Medical Devices Risk Classified from Class II to Class I
  • Anti-scatter grids.
  • X-ray cassettes.
  • Microwave therapy machine, microwave auxiliary therapy system, and microwave therapy instrument. They are used for physical therapy, to treat inflammatory diseases; they can relieve pain, eliminate inflammation, and promote wound healing. However, they are not used for tumors.
  •  Automated sampling systems for clinical laboratories.

New Device Additions to the Design Classifications Catalogue

This means that new products have been added to the catalogue, making it easier for manufacturers to know the medical device classification in China. Table 3 provides examples of new products that were added to China's NMPA medical device classification catalogue.

Table 3: New Device Additions to the Design Classifications Catalogue

New Device Additions to Class III
  • Breast rotary biopsy system, needle, and accessories.
  • Disposable absorbable staples.
  • Cerebral thrombus removal devices.
  • Atrial septal puncture sheaths.
  • Mechanical perfusion equipment for isolated organs.
  • Intracranial drug-eluting stent systems.
  • Left atrial appendage clipping system.
  • Artificial corneas.

Additional Clarifications to the Catalogue

Clarifications are included in China’s medical device categorization catalogue (NMPA), which are essentially updates to product descriptions, expected usage, or product examples that may have minor effects on existing licenses or upcoming registrations. Some clarifications that were made to China’s medical device classification catalogue (NMPA) include:

  • Updates to product descriptions, such as clarifying the intended use of a device or providing more detailed information on its features.
  • Updates to expected usage, such as specifying the types of patients or conditions for which a device is intended to be used.
  • Updates to product examples, such as adding new examples of devices that fall under a particular classification.

Even if license holders and manufacturers of medical devices might not be hugely affected by clarifications, it is nevertheless critical to keep up with these developments and know how they might affect your company.
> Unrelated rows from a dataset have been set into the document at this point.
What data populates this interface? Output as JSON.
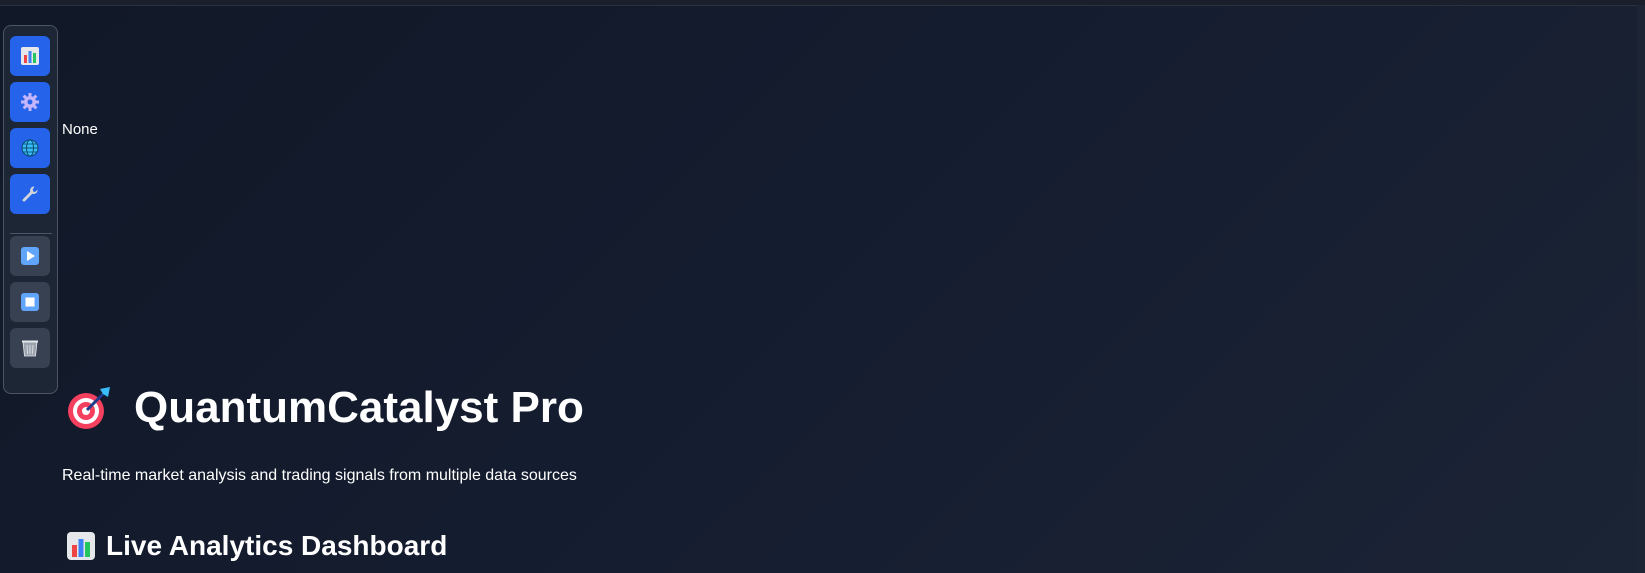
{
  "toolbar": {
    "buttons": [
      {
        "icon": "bar-chart-icon",
        "style": "primary"
      },
      {
        "icon": "gear-icon",
        "style": "primary"
      },
      {
        "icon": "globe-icon",
        "style": "primary"
      },
      {
        "icon": "wrench-icon",
        "style": "primary"
      },
      {
        "icon": "play-icon",
        "style": "secondary"
      },
      {
        "icon": "stop-icon",
        "style": "secondary"
      },
      {
        "icon": "trash-icon",
        "style": "secondary"
      }
    ]
  },
  "status_text": "None",
  "header": {
    "icon": "target-icon",
    "title": "QuantumCatalyst Pro",
    "subtitle": "Real-time market analysis and trading signals from multiple data sources"
  },
  "section": {
    "icon": "bar-chart-icon",
    "title": "Live Analytics Dashboard"
  },
  "colors": {
    "background": "#111827",
    "primary_button": "#2563eb",
    "secondary_button": "#374151",
    "text": "#ffffff"
  }
}
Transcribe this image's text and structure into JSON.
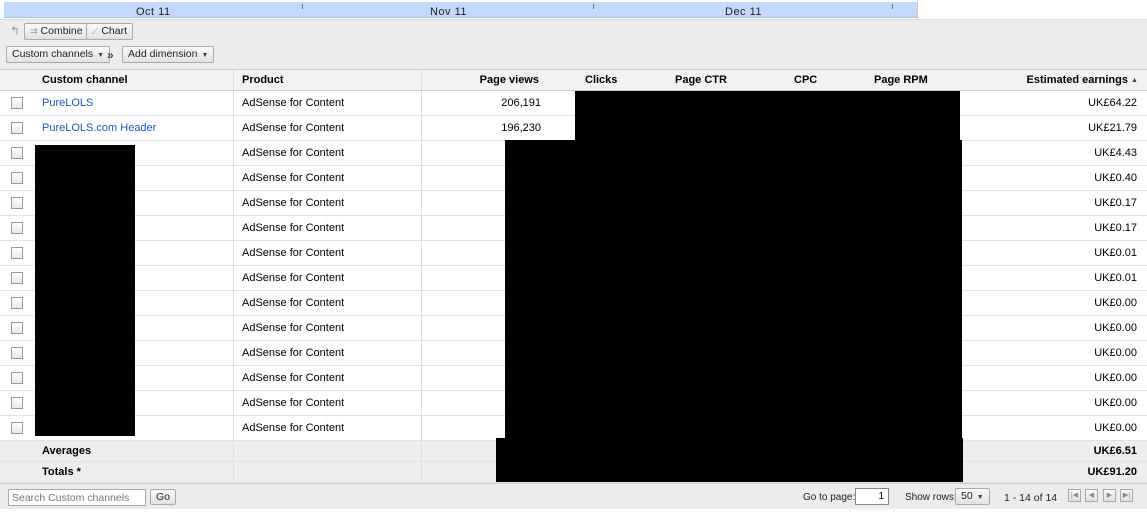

The recent changes to China’s medical device classification (NMPA) catalogue have significant implications for medical device manufacturers and license holders. It is important for businesses to stay informed about these changes and work with Regulatory experts to ensure compliance with the new regulations. Experts at Freyr are well-versed in what these changes can mean for medical device manufacturers or license holders and can accordingly provide you with guidance on how to prepare for China’s medical device registration process. Contact us to stay ahead of the curve!